Fruit is an area where some of the low carb diets part company, as some depend more upon glycemic index or glycemic load (South Beach, Zone), while others just look at total carbs (Atkins, Protein Power). Also, some diets (Atkins, South Beach) don’t allow fruit at all in the first phase. In general, your best bet fruits are these, but do check carb counts. These are sort of arranged by sugar content, taking volume and weight, into account. This is not an exhaustive list.
Good news: the fruits lowest in sugar are some of the highest in nutritional value, including antioxidants and other phytonutrients.
Fruits lowest in sugar:
Fruits fairly high in sugar:
Fruits to be avoided in the maintenance phase:
* Dried Fruit
Avoiding sugar simply means avoid cookies, cake, pie, candy, cupcakes, frosting, soft drinks, corn syrup, kool-aid, processed food, energy drinks, fruit juice, honey, yogurt, donuts, cookies, pudding, maple syrup, brownies, canned fruit in heavy syrup, ice cream, cool whip, boxed breakfast cereals, breakfast bars, granola – nothing with sugar.
Be sure to read food labels, check to see if sugar is added into a product before you buy it. Nearly every product in a can or box contains sugar in one of its many names.

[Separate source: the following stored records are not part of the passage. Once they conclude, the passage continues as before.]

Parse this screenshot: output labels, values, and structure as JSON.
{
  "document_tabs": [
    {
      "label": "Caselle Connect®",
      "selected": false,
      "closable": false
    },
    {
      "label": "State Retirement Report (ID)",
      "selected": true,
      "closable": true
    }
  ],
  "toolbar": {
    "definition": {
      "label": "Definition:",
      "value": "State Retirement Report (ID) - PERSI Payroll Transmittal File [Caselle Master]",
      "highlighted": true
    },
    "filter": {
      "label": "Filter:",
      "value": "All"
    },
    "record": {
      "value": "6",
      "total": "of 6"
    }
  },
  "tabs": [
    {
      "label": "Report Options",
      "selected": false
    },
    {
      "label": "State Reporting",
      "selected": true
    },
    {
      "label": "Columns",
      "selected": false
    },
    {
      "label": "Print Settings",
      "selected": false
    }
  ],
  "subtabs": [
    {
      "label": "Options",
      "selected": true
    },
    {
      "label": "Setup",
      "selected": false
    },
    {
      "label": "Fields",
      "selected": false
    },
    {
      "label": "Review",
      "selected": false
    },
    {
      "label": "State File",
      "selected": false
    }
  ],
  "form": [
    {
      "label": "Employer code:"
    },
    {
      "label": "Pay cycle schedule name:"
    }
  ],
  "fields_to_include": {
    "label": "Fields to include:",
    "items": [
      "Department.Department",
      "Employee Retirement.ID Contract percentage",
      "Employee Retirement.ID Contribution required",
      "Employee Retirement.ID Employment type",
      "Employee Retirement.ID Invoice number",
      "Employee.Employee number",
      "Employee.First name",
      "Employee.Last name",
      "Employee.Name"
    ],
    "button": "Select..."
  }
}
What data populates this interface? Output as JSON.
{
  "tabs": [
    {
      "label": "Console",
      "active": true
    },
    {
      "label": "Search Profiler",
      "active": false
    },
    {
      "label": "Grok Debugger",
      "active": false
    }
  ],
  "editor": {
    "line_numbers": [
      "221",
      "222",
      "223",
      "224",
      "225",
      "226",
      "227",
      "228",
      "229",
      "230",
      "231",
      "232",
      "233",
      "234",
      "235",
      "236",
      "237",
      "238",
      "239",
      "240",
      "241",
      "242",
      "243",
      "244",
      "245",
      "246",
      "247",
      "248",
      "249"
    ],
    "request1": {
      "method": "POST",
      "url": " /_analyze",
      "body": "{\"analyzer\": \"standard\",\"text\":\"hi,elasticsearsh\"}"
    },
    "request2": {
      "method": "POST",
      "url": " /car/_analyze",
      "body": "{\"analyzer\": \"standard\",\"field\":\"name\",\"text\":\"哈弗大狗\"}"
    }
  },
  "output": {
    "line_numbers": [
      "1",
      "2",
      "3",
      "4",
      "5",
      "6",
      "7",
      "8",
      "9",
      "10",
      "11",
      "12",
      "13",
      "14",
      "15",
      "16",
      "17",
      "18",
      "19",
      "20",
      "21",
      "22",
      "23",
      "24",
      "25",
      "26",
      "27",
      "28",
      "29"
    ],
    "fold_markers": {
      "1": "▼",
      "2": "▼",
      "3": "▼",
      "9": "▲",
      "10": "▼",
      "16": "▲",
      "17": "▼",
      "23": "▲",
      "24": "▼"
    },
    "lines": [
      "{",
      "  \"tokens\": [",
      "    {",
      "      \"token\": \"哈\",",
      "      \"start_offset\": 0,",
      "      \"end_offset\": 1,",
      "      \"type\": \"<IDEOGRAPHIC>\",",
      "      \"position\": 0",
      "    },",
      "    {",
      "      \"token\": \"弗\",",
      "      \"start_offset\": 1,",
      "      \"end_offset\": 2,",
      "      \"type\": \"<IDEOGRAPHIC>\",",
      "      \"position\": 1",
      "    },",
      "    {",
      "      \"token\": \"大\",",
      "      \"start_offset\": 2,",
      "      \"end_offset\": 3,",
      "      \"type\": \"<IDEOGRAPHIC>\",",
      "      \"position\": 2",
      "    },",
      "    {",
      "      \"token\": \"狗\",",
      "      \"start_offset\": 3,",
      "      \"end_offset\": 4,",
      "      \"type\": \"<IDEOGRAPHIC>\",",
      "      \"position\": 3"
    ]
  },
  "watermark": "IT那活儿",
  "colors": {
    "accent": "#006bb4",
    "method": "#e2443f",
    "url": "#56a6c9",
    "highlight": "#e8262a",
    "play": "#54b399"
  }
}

The first five ingredients listed on an item is the majority of the product, so be sure that sugar is not in the top five.
Avoiding starch means avoid cornstarch, white flour, wheat flour, any flour, pasta, any bread or bread product, breadsticks, bagels, hamburger and hotdog buns, crackers, tortillas, oatmeal, rice, polenta, peas, corn, lentils, pita bread, pretzels, corn chips, potato chips, yams, potatoes, pancakes, muffins, nearly all root vegetables, any breading on fish, chicken, or other protein, beans, grains, acorn squash, butternut squash, cereals, granola, cereal bars, popcorn, biscuits, corn bread, taco shells, croutons, rice cakes, Cream of Wheat, corn meal, and some nuts.
Most restaurants and fast food places add sugar to nearly every product, so be wary of eating out all the time. Other meats to watch out include deli meats, bacon, ham, prosciutto, sausage, and hotdogs.
Do not eat processed cheese (i.e. Velveeta), as it contains unnecessary sugars and starches. Try not to eat processed anything, for that matter.